As Haitians Head to Polls,Kin Wait & Worry 
By LESLIE CASIMIR Daily News Staff Writer

Marie-Jose Neptune will spend today working the phones from her Long
Island home, urging friends and family in Haiti to overcome their fears
of violence and head to the polls in Haiti's legislative and local
elections today. "If we believe in change, we have to go out and fulfill
our civic duty,"  said Neptune, 50, who will monitor election reports on
the radio. "We should not let that aura of violence refrain us from
voting for our country's future." At least 15 people have been killed
 in Haiti during the last six weeks in violence linked to the elections.
 On Wednesday, a grenade attack in front of the headquarters of the
Provisional Electoral Council, which left several people seriously
injured, renewed people's concerns about the country's failing
democracy.Today's elections are a litmus test for this desperately poor
country, where a U.S.-led occupation in 1994 returned former President
Jean-Bertrand Aristide to office. He was succeeded by President Rene
Preval, who disbanded parliament last yearand has ruled by decree since

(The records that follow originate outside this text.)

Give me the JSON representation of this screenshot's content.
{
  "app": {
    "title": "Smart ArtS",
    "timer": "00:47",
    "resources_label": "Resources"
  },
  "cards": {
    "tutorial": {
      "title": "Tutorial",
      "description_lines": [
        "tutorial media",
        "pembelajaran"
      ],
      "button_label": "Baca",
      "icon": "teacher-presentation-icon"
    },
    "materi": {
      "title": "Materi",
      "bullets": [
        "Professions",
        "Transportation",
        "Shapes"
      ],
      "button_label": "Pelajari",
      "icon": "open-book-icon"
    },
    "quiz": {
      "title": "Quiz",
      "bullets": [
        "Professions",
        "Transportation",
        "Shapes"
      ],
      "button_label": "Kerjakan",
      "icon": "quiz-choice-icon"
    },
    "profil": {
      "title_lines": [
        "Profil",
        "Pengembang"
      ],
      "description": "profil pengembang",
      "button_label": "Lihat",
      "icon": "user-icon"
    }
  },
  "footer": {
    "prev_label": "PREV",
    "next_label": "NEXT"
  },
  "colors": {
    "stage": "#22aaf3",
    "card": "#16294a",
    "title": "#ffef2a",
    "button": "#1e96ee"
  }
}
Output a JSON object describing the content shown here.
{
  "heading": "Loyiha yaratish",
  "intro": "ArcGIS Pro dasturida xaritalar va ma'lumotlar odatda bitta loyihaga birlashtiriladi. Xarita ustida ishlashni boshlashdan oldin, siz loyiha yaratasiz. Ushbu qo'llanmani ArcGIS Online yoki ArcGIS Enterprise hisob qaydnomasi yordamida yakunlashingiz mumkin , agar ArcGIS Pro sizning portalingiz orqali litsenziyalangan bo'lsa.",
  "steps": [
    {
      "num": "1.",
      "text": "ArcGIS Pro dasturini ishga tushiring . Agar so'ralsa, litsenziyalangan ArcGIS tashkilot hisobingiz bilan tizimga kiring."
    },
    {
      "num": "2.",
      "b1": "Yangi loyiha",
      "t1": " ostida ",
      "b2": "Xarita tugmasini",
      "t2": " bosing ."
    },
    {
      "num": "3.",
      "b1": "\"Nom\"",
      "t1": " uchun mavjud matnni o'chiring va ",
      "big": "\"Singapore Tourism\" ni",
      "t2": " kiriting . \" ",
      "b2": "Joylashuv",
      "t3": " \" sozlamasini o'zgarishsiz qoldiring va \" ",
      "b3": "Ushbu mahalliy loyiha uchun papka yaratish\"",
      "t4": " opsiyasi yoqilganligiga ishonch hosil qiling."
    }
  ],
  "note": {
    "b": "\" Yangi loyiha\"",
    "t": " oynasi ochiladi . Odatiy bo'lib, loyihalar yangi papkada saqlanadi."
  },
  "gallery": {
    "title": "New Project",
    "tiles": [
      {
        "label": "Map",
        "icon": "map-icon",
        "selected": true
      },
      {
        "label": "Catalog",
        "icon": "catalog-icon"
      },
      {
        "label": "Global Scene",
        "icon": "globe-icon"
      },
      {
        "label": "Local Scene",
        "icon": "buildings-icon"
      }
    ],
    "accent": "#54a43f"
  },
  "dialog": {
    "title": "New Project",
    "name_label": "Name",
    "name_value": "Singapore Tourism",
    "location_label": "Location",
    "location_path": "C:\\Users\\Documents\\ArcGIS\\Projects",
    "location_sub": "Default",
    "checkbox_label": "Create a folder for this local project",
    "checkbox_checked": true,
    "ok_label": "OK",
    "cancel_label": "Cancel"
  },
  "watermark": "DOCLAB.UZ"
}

then. About 29,500 candidates are running for 7,500 posts in parliament
and municipal offices. The presidential election is scheduled for
December, when Aristide is expected to run   again and win.  Neptune's

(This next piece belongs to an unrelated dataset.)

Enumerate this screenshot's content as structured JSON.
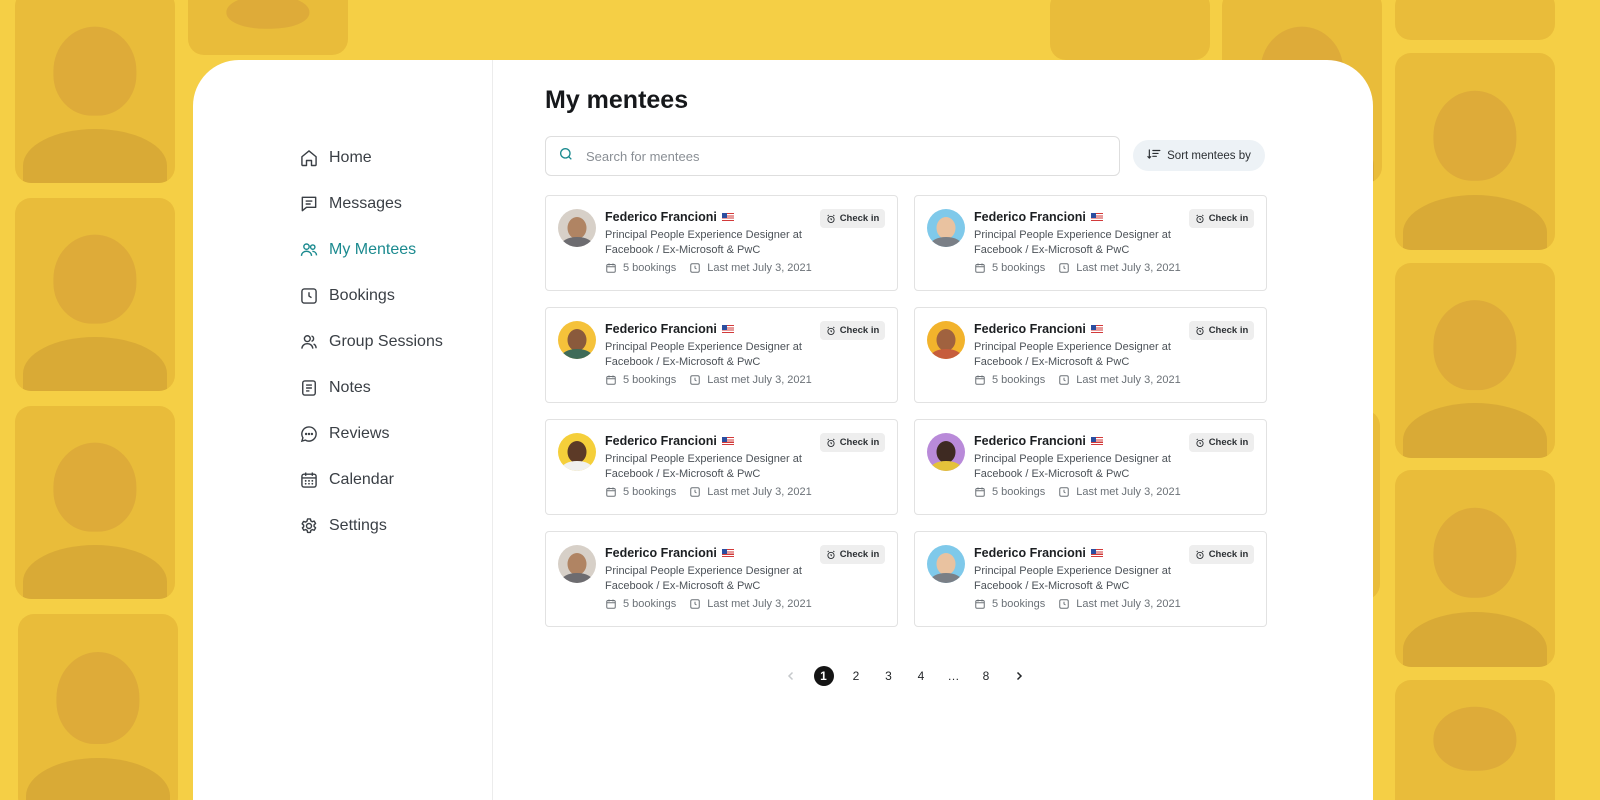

husband, a former New York architect, is running for the Senate under
Aristide's Lavalas Family party. Yvon Neptune has been going back and

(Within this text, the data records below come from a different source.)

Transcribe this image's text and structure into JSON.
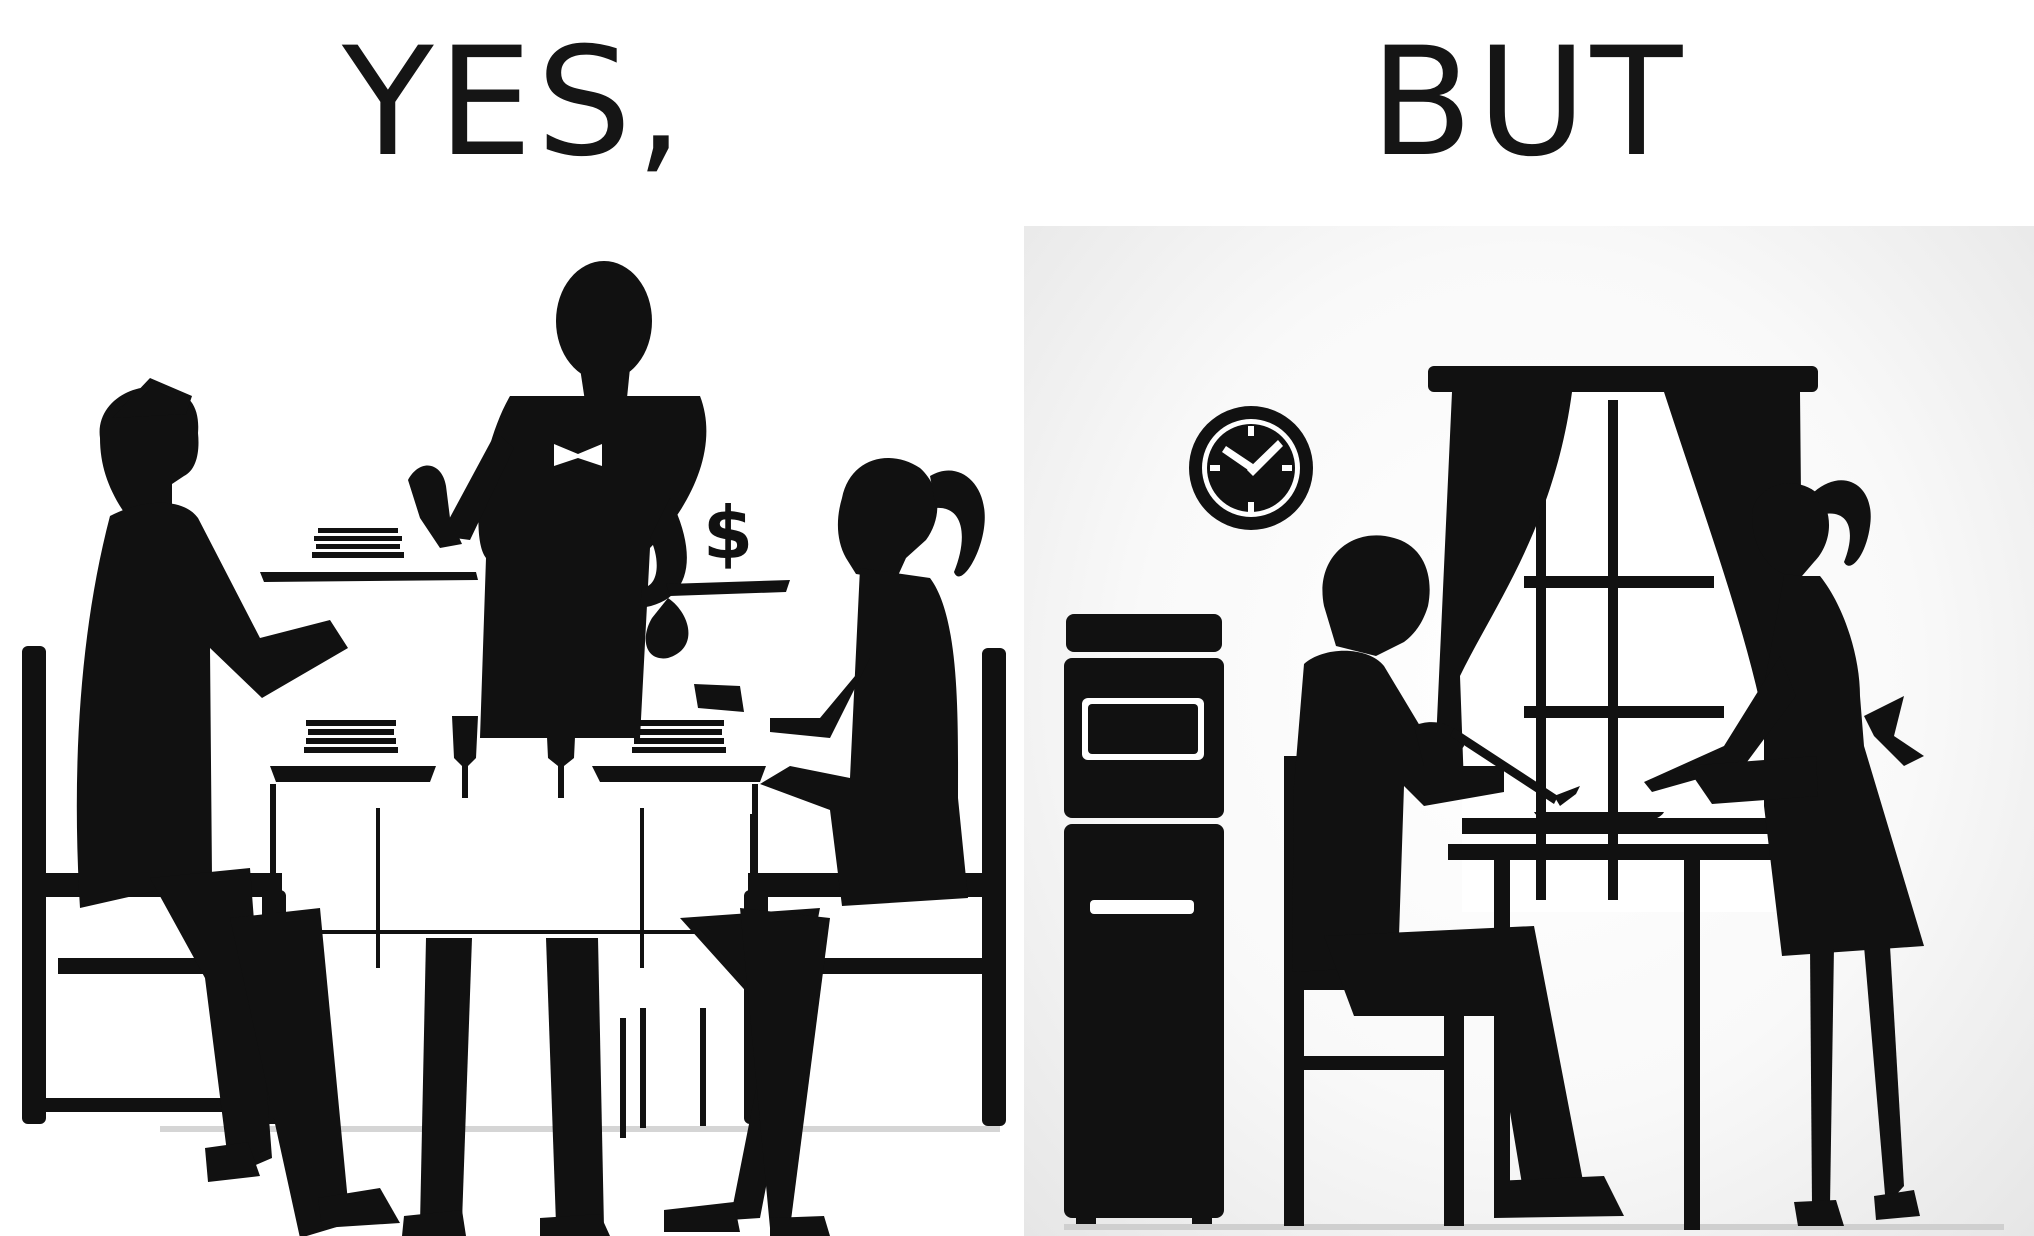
{
  "captions": {
    "left": "YES,",
    "right": "BUT"
  },
  "left_panel": {
    "sign_on_tray": "$"
  },
  "colors": {
    "ink": "#111111",
    "background": "#ffffff"
  },
  "icons": {
    "clock": "wall-clock-icon",
    "money": "dollar-sign-icon"
  }
}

forth to Haiti since the late 1960s. He moved back six years ago to
support Aristide's government, one that many had hoped would bring
political stability and economic development. Butthat never happened. 
For the tri-state area's 350,000 Haitian immigrants, much is at        
stake in today's elections.Marie Austin, a seamstress from Far Rockaway,
Queens, who  attended a Haitian Flag Day holiday celebration at Brooklyn
 College this week, said she is worried about loved ones back home.     
Haitians in the United States play a crucial role in their homeland's
economy by wiring millions of dollars annually to relatives there. There
are few jobs and no infrastructure or schools to support the population,
Austin explained, placing the burden on those living in the U.S.
 "Having elections means everything to us," said Austin, 50. "If      
we don't have them, then there is no country, there is no government, no